Later, Alligator!

 ~ FINI ~ 

Sunday, August 9, 2015


Mels 140 S. Van Ness San Francisco August 1974

The restaurant drive-through is a staple of modern dining. However before the drive-through there was the drive-in restaurant. While the former offers an experience about as delightful as one’s daily large city commute, the latter, similar to the road trip itself, exists mainly for enjoyment's sake. In addition, when you're in transit and famished, it's a joy to discover local specialties alongside the pervasive burgers, fries and Cokes. From 1947-76 Mels Drive-in was one such place where one had the option of eating in their car, while checking out hot-rods, showing off their custom machine and ogling the opposite sex. The eateries’ 140 S. Van Ness location was the franchise’s flagship and was the place to be before drive-through and simple pick-up menu eateries became the mainstay of cheap modern dining. 

Today’s post features a pic of the drive-ins’ 140 S. Van Ness location in 1974 a year after American Graffiti made its’ debut in late August. It was taken by Mark Lee Goodale. He had the following to say about the picture:
It was in August of 1974. I had just graduated from high school and a friend of mine an I were driving up the coast to meet my girlfriend's family that were on vacation there and we got into town about 3:00 AM and I looked over and there it was: The Mels from American Graffiti!  They weren't open all night but they were lit up all night. We pulled over and slept in the van and in the AM took the picture.
I was already an AG junkie when we took this pic. I had seen the film at least 20 times in high school. I started collecting 45's around that time and the soundtrack was unbelievable. The songs fit so well with the scenes.  We had an 8 track player mounted under the dashboard and played the Beach Boys' ENDLESS SUMMER on the entire road trip.
We drove a 1967 Ford Econoline van. You can only see the back doors with windows (far right) in the Mels photo but this is what it looked like.

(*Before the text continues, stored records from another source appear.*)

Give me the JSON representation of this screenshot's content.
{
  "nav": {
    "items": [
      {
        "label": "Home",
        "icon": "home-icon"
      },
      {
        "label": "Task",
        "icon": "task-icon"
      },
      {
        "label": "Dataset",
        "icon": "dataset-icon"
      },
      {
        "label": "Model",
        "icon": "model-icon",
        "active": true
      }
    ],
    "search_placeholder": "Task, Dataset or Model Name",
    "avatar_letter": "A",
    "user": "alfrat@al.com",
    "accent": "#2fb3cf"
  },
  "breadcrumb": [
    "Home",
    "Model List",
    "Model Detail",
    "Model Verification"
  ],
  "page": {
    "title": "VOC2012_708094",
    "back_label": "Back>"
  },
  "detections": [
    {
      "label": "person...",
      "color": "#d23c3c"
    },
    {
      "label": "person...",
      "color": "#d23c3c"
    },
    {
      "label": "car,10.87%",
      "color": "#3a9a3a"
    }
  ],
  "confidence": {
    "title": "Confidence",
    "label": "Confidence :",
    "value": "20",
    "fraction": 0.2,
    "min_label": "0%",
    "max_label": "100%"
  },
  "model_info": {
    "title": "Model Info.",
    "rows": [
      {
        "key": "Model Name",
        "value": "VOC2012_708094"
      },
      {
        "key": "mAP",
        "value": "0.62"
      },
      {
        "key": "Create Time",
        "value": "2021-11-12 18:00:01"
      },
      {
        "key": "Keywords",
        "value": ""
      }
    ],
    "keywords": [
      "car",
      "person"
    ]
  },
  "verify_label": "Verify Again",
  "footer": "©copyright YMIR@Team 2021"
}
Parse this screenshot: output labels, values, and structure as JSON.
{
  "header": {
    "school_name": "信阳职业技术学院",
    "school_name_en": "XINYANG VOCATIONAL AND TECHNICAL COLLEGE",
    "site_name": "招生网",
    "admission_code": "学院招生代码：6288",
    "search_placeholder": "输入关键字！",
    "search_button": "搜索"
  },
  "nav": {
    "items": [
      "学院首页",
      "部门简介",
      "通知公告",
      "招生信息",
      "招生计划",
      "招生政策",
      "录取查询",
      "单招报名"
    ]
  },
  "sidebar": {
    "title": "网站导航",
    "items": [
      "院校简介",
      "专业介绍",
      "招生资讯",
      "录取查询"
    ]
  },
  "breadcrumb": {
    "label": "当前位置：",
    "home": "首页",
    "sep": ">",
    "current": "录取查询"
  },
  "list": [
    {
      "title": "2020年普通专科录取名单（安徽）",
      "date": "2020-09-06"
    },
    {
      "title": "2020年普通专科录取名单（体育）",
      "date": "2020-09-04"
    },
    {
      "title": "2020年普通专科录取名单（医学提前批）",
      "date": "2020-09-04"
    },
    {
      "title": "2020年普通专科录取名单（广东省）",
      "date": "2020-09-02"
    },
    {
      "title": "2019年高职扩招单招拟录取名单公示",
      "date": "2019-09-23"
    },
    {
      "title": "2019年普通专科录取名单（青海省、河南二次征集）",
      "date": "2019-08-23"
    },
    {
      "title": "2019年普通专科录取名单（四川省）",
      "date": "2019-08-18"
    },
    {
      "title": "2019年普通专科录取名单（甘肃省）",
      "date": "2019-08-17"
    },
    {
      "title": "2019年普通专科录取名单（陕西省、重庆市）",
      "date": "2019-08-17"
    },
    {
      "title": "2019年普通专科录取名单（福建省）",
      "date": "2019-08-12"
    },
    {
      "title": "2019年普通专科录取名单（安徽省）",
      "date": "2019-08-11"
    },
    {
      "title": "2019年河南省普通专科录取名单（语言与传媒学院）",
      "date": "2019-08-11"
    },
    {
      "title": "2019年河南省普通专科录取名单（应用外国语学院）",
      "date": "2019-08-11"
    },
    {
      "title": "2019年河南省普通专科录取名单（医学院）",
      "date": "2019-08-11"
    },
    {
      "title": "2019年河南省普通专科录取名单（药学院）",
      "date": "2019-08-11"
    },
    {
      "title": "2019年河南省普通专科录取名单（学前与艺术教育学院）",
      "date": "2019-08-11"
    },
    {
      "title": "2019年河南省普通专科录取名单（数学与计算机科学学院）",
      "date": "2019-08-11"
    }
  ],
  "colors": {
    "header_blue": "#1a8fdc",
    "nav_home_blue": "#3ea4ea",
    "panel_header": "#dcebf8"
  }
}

For the true exciting story on the closure of the original Mels featured in Graffiti check out the link below:

    ~ FINI ~

  • Goodale, Mark Lee. [photos] received Aug 8, 2015
  • Kronsberg , Matthew. Drive-In Restaurants Worth Going Out of Your Way For. (2014). Dow Jones & Co., Inc.

Sunday, August 2, 2015


1962 Thunderbird Hardtop 390 special V-8 Cruise-O-matic
Welcome back to Kip Pullman's American Graffiti Blog!  Today's post features a drawing worth $15,000 in prizes.  You could win a RCA transistor radio, a beautiful fur stole, an RCA Victor color TV, a $1,000 diamond ring or the grand prize...  a brand new 1962 Ford Thunderbird. So enter today.  Oh, wait, the drawing has ended. Sorry. Maybe next time. By the way, we do have some old lawn furniture that we've been trying to get rid of, so if your interested let us know. 



San Francisco Ford Dealer, Al Schlesinger delivers the keys to his new car to Al Williamson of 270 Drake Street as acting mayor, Harold Dobbs and Mel Weiss look on. Williamson was the top prize winner in a recent merchandising promotion conducted by the Mels Drive-in Restaurants.  He is a veteran city employee with nearly 23 years of service to his credit.

~ FIN ~